Elephant Butte State Park
Another real highlight for us in New Mexico was Elephant Butte State Park. You can bring your dog, and your car, right down to the water’s edge! Truffles played, swam, and rested by the beautiful clear (albeit cold!) water in the spring. This is a can’t-miss spot!
Ice Cave and Bandera Volcano
Ice Cave and Bandera Volcano was a fun surprise in the middle of New Mexico with all of its red rock. You can bring your dog to see the ice cave and then take a walk (a few miles round trip) to see the caldera of the Bandera Volcano. The volcanic rock path can be rough on paws though so be puppared to carry your dog or have them wear protective footwear (Editor’s Note: this is an affiliate link, but we only recommend the best products for your pet.)
The ice cave is really interesting, you walk down the stairs to the viewing platform, and from one step to the next, the temperature just drops (or rises on your way back up). The ice cave is in a lava tube and stays 31 degrees F year-round. There used to be a lot more ice in it but it’s still 20 feet thick. A great place to get some exercise and learn about the history of the area as well as more about volcanoes, lava, and what created the formations you’ll see along your walk to the caldera.

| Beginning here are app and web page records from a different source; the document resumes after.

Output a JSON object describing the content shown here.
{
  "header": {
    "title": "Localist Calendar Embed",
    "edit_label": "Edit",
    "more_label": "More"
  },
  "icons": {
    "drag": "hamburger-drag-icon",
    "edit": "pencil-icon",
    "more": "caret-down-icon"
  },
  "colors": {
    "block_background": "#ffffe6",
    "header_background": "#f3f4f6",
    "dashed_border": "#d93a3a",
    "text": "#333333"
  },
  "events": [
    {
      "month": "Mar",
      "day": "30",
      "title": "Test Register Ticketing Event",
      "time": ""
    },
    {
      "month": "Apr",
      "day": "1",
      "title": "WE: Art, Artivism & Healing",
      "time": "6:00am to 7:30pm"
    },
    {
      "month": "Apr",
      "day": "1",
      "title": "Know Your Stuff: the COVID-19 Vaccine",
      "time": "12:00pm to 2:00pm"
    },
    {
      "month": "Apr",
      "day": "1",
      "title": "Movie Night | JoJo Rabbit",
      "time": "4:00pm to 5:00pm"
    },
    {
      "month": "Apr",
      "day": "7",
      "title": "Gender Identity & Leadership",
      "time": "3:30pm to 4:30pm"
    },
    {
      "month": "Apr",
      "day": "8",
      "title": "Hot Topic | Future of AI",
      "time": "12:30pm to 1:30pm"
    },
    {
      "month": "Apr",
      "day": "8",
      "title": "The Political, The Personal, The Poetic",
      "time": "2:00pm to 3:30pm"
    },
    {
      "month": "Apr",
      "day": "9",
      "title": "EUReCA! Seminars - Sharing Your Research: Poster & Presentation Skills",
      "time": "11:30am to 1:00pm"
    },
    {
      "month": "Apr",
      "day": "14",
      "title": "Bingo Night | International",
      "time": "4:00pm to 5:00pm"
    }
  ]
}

El Morro National Monument
Another National Park Service site that we’d recommend that has an easy and accessible trail for pups and people alike is El Morro National Monument. Known for the thousands of inscriptions on the rock from hundreds of years of indigenous people, colonizers, and travelers coming through the oasis it’s a really cool piece of history. There’s also a more strenuous hike up to the top of the bluff to see an Ancestral Puebloan site but we got there too late for that so we stuck to the easy trail.
Pyramid Trail at Pyramid Rock
One trail we particularly enjoyed was a 3.5 out-and-back hike up to the top of Pyramid Rock near Gallup, NM. You don’t have to do the entire trail but the views from the top make it worth it.
Watch the trail carefully as you come back down from the summit—we did get a little turned around (although Truffles didn’t…she kept laying down when we went off the trail which we didn’t figure out soon enough *facepalm* we thought she just wanted to be carried!) but overall the trail is very clear.
This is a great little wander/hike for you and your pup. We were even able to have Truffles off-leash since it was so open we could see her really clearly. We stopped on a moving day for about an hour but you could spend a lot of time there exploring, hiking, and even camping!
Wines of the San Juan
Not far from Bisti/De-Na-Zin Wilderness Area is a great, dog-friendly, winery in Blanco, NM, Wines of the San Juan. If you’ve done all this hiking you deserve to treat yo’ self and we’d highly recommend this fantastic little local winery. Tons of great wines and tastings are available along with a lovely porch and patio area.
We Loved New Mexico
We loved every second of dog-friendly New Mexico. It’s one of our favorite states on the road trip and this is still not EVERYTHING you can do with your dog. It’s a state with great weather overall, beautiful scenery, and tons of history. There were a few places Truffles couldn’t go (like the Ancestral Puebloan ruins at Bandelier NP and Chaco Cultural Historical Park) but after all of her adventures she needed a day off in the hotel so it worked out well.
Have you been to New Mexico? What were your favorite dog-friendly spots? Share in the comments below.